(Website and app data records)

┄┄┄┄┄┄┄┄┄┄

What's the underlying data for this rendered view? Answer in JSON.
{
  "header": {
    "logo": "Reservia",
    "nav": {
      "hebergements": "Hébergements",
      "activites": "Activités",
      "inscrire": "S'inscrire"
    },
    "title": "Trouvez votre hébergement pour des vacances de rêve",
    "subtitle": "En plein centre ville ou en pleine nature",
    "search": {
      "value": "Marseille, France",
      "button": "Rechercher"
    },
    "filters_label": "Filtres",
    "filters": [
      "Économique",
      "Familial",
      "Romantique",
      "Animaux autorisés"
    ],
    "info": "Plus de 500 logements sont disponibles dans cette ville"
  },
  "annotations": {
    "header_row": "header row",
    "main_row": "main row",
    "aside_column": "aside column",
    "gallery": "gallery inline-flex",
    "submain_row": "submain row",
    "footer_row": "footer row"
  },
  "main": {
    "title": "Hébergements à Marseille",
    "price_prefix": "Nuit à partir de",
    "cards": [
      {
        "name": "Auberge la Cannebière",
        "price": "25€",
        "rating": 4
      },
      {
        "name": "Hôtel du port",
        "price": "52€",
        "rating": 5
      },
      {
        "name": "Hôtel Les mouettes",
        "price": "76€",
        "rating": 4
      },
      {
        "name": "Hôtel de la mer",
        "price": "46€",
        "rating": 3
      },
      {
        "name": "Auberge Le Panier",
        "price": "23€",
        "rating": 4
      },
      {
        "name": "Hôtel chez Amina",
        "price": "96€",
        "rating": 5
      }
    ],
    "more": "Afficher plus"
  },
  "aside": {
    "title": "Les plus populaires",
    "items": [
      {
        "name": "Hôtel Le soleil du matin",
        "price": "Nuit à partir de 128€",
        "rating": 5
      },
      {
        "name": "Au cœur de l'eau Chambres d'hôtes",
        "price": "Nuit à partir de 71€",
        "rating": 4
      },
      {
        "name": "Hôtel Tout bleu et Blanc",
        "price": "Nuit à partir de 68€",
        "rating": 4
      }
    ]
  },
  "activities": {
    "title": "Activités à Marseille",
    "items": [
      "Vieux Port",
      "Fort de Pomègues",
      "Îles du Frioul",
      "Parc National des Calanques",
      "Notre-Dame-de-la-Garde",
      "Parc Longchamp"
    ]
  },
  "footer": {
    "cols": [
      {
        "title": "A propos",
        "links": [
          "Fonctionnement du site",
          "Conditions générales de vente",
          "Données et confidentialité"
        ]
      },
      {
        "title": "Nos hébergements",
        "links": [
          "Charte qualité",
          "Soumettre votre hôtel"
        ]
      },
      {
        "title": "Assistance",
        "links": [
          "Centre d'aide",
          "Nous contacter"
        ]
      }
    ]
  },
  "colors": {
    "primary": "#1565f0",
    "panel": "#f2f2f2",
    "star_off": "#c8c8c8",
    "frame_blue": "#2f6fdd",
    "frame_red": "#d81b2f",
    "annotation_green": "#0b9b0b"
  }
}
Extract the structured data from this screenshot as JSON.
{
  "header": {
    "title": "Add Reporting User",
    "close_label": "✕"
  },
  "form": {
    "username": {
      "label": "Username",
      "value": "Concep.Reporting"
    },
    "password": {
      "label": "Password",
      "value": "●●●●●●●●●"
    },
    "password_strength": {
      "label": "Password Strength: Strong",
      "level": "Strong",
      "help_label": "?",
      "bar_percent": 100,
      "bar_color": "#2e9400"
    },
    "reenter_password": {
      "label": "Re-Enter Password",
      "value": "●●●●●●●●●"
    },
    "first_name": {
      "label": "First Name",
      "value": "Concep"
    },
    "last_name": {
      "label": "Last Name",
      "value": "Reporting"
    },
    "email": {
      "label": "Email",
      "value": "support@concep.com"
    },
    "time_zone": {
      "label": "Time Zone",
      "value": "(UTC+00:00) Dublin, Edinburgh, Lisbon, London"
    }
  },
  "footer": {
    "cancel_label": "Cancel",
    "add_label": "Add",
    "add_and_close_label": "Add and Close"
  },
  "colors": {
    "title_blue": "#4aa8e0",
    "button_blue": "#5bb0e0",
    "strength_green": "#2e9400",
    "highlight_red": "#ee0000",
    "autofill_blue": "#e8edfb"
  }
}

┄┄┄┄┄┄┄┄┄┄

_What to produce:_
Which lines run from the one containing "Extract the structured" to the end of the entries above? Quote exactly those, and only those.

_Final answer:_
Extract the structured data from this screenshot as JSON.
{
  "header": {
    "title": "Add Reporting User",
    "close_label": "✕"
  },
  "form": {
    "username": {
      "label": "Username",
      "value": "Concep.Reporting"
    },
    "password": {
      "label": "Password",
      "value": "●●●●●●●●●"
    },
    "password_strength": {
      "label": "Password Strength: Strong",
      "level": "Strong",
      "help_label": "?",
      "bar_percent": 100,
      "bar_color": "#2e9400"
    },
    "reenter_password": {
      "label": "Re-Enter Password",
      "value": "●●●●●●●●●"
    },
    "first_name": {
      "label": "First Name",
      "value": "Concep"
    },
    "last_name": {
      "label": "Last Name",
      "value": "Reporting"
    },
    "email": {
      "label": "Email",
      "value": "support@concep.com"
    },
    "time_zone": {
      "label": "Time Zone",
      "value": "(UTC+00:00) Dublin, Edinburgh, Lisbon, London"
    }
  },
  "footer": {
    "cancel_label": "Cancel",
    "add_label": "Add",
    "add_and_close_label": "Add and Close"
  },
  "colors": {
    "title_blue": "#4aa8e0",
    "button_blue": "#5bb0e0",
    "strength_green": "#2e9400",
    "highlight_red": "#ee0000",
    "autofill_blue": "#e8edfb"
  }
}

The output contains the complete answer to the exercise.